■ **Problem**
Here are some records; copy every line that holds the word "header".

■ **Data listing**
--

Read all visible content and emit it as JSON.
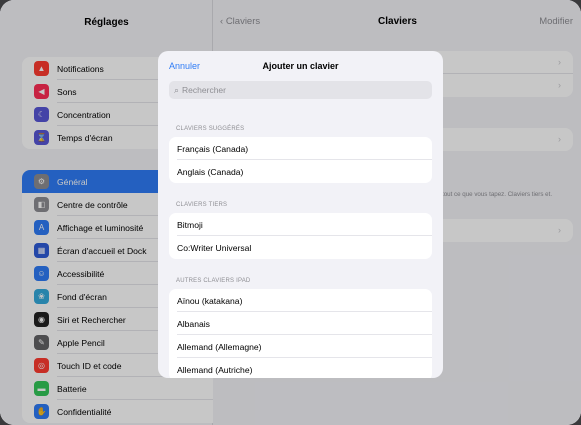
{
  "sidebar": {
    "title": "Réglages",
    "group1": [
      {
        "label": "Notifications",
        "icon": "bell-icon",
        "color": "#ff3b30",
        "glyph": "▲"
      },
      {
        "label": "Sons",
        "icon": "speaker-icon",
        "color": "#ff2d55",
        "glyph": "◀"
      },
      {
        "label": "Concentration",
        "icon": "moon-icon",
        "color": "#5856d6",
        "glyph": "☾"
      },
      {
        "label": "Temps d'écran",
        "icon": "hourglass-icon",
        "color": "#5856d6",
        "glyph": "⌛"
      }
    ],
    "group2": [
      {
        "label": "Général",
        "icon": "gear-icon",
        "color": "#8e8e93",
        "glyph": "⚙",
        "active": true
      },
      {
        "label": "Centre de contrôle",
        "icon": "control-center-icon",
        "color": "#8e8e93",
        "glyph": "◧"
      },
      {
        "label": "Affichage et luminosité",
        "icon": "display-icon",
        "color": "#2f7cf6",
        "glyph": "A"
      },
      {
        "label": "Écran d'accueil et Dock",
        "icon": "home-screen-icon",
        "color": "#2f5bd8",
        "glyph": "▦"
      },
      {
        "label": "Accessibilité",
        "icon": "accessibility-icon",
        "color": "#2f7cf6",
        "glyph": "☺"
      },
      {
        "label": "Fond d'écran",
        "icon": "wallpaper-icon",
        "color": "#34aadc",
        "glyph": "❀"
      },
      {
        "label": "Siri et Rechercher",
        "icon": "siri-icon",
        "color": "#222222",
        "glyph": "◉"
      },
      {
        "label": "Apple Pencil",
        "icon": "pencil-icon",
        "color": "#636366",
        "glyph": "✎"
      },
      {
        "label": "Touch ID et code",
        "icon": "fingerprint-icon",
        "color": "#ff3b30",
        "glyph": "◎"
      },
      {
        "label": "Batterie",
        "icon": "battery-icon",
        "color": "#34c759",
        "glyph": "▬"
      },
      {
        "label": "Confidentialité",
        "icon": "hand-icon",
        "color": "#2f7cf6",
        "glyph": "✋"
      }
    ]
  },
  "detail": {
    "back_label": "Claviers",
    "title": "Claviers",
    "right_label": "Modifier",
    "footnote": "tout ce que vous tapez. Claviers tiers et."
  },
  "modal": {
    "cancel_label": "Annuler",
    "title": "Ajouter un clavier",
    "search_placeholder": "Rechercher",
    "sections": [
      {
        "header": "CLAVIERS SUGGÉRÉS",
        "items": [
          "Français (Canada)",
          "Anglais (Canada)"
        ]
      },
      {
        "header": "CLAVIERS TIERS",
        "items": [
          "Bitmoji",
          "Co:Writer Universal"
        ]
      },
      {
        "header": "AUTRES CLAVIERS IPAD",
        "items": [
          "Aïnou (katakana)",
          "Albanais",
          "Allemand (Allemagne)",
          "Allemand (Autriche)"
        ]
      }
    ]
  }
}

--

■ **Answer to this exercise**
        "header": "CLAVIERS SUGGÉRÉS",
        "header": "CLAVIERS TIERS",
        "header": "AUTRES CLAVIERS IPAD",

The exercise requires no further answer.